Pair of gold wedding rings

A ring thought to be from the 17th century has been declared as treasure by the Essex Coroner Service, amongst other items that date back to the era. The historic nature of the ring, as well as the romantic and somewhat mournful words written on it, has caused great interest for historians, collectors and the hopelessly romantic alike.

Remember Me In Hope

The most striking aspect of the “Posy” ring is its design and the sorrowful nature of the inscription “Remember me in hope AT” that adorns it. The ring itself appears to be produced by a small, private, coffin maker of the time, adding weight to the theory that it is a commemorative mourning ring, which was a popular item for the time.

Another theory suggests it is a betrothal ring, essentially an engagement ring, due to the ring’s contents being made of more than 10% gold, which was considered of the highest purity for the time. Due to the ring’s size it is thought to have been made for a woman of small stature (or perhaps a child).

Silver Post Medieval Cufflink

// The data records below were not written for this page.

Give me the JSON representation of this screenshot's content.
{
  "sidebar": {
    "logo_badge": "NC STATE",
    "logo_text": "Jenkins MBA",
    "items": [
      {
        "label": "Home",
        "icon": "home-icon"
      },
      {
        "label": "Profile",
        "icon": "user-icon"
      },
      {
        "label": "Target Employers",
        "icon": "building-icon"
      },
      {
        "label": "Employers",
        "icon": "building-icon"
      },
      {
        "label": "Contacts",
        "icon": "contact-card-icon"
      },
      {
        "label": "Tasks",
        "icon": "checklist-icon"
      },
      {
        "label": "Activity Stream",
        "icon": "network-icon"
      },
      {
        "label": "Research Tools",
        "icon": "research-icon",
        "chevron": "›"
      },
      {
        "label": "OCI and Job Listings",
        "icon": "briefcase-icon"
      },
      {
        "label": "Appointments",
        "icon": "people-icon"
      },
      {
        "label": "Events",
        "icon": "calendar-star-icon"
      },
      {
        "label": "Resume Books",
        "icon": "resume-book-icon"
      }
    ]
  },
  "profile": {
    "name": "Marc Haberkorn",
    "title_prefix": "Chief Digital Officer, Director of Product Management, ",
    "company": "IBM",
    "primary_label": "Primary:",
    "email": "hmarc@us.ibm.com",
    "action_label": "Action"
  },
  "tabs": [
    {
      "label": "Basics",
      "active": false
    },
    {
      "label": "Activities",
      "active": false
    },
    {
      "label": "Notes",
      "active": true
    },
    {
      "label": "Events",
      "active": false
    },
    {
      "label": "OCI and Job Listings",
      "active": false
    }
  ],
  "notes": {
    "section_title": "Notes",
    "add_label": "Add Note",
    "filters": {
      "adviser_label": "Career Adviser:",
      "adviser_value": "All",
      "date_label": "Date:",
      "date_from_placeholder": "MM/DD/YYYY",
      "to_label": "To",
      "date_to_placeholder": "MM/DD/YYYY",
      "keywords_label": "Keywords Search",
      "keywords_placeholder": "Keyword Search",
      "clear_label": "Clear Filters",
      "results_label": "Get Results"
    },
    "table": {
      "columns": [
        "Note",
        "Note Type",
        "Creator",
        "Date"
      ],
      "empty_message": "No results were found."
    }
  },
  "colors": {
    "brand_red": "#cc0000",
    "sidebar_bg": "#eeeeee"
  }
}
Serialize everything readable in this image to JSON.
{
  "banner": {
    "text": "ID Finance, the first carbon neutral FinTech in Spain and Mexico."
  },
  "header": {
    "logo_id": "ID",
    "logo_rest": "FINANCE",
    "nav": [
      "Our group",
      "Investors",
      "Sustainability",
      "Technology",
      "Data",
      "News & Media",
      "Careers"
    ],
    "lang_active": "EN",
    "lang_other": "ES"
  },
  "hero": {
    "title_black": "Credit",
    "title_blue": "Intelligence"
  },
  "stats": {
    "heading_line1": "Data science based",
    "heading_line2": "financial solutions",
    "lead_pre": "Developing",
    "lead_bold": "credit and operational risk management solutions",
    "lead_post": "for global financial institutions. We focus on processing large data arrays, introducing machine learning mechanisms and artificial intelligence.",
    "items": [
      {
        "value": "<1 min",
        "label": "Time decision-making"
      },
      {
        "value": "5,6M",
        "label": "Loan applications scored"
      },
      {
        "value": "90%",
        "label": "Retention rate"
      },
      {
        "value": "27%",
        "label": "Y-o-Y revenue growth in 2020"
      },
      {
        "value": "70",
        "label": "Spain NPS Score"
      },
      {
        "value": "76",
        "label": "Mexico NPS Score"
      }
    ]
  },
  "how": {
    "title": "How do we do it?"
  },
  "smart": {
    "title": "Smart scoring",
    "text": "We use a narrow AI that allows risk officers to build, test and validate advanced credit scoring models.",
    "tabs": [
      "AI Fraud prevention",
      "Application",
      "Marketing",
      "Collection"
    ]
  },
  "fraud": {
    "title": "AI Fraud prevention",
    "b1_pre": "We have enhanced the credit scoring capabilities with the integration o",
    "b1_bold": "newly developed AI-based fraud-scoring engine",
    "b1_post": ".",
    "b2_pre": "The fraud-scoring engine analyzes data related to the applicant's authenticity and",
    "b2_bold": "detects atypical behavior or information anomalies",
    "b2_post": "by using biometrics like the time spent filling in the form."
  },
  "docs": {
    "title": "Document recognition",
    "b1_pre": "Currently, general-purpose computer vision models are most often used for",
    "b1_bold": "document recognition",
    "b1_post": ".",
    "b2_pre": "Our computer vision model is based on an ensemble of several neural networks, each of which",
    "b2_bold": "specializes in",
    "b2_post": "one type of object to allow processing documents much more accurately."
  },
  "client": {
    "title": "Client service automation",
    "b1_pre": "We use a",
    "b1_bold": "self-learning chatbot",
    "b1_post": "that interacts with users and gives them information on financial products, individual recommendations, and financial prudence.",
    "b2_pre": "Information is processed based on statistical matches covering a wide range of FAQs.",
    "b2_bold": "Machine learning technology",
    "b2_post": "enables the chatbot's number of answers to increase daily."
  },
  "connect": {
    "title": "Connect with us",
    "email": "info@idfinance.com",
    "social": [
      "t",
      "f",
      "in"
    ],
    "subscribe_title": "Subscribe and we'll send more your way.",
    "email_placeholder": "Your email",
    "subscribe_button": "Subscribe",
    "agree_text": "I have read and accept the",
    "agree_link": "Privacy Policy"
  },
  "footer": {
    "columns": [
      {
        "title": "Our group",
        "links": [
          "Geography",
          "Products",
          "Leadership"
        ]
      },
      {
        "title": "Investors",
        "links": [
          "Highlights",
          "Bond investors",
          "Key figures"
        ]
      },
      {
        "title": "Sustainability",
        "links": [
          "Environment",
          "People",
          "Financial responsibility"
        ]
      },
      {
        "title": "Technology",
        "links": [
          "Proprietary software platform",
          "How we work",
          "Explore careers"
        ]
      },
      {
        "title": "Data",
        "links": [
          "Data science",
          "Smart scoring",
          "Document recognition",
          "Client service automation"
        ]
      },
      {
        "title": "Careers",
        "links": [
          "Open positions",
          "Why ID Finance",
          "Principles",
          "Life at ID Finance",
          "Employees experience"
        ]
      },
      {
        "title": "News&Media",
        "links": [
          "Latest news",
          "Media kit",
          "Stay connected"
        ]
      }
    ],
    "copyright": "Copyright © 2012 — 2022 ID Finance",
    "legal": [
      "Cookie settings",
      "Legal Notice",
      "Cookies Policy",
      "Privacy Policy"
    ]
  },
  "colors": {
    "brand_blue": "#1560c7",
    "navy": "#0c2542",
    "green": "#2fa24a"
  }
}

Also given the status of treasure was a silver cufflink that is thought to be dated from the early part of the 17th century. Experts from the British Museum believe they were produced to commemorate the wedding of Charles II and Catherine of Braganza, which occured in 1662.

Despite the fact that the cufflinks are in far from perfect condition, not surprising given the their age, they are thought to be priceless and of great historic significance.

The design of the cufflinks, unlike the posy ring, leaves little doubt that the items are of romantic nature. Showing two hearts surmounted on a crown, the cufflinks are small (around 20cm in diameter) and simple in design.

Historic Significance

While there is little doubt about the cufflink’s inspiration, the royal wedding, there is some debate about whether they were designed in the wake of the event or some time afterwards, with the popularity of such items remaining up until the start of the 18th century. Although it is thought they went out of fashion by 1714, perhaps signifying the date of production to be some time before this.

Another aspect still debated is whether the item has catholic or royalist associations. While there is nothing specific on the cufflinks to suggest either, correct dating may shed some light on the matter.

Bronze And Iron Age Items

Among the other items announced was Bronze Age piece made from copper alloy which is thought to be in remarkably good condition considering its age and the time it spent underground. This was revealed along with a collection of Iron Age coins, both discovered by metal detectorists and also pronounced as treasure.

The last item, a medieval silver bird finial (an item on the top of a larger object, such as a spire). In this case, experts believe the bird was part of some ornamental table wear. While the object the finial was placed upon is ultimately unknown, the silver bird is thought to be in good condition and would have been a highly sought after piece in its time.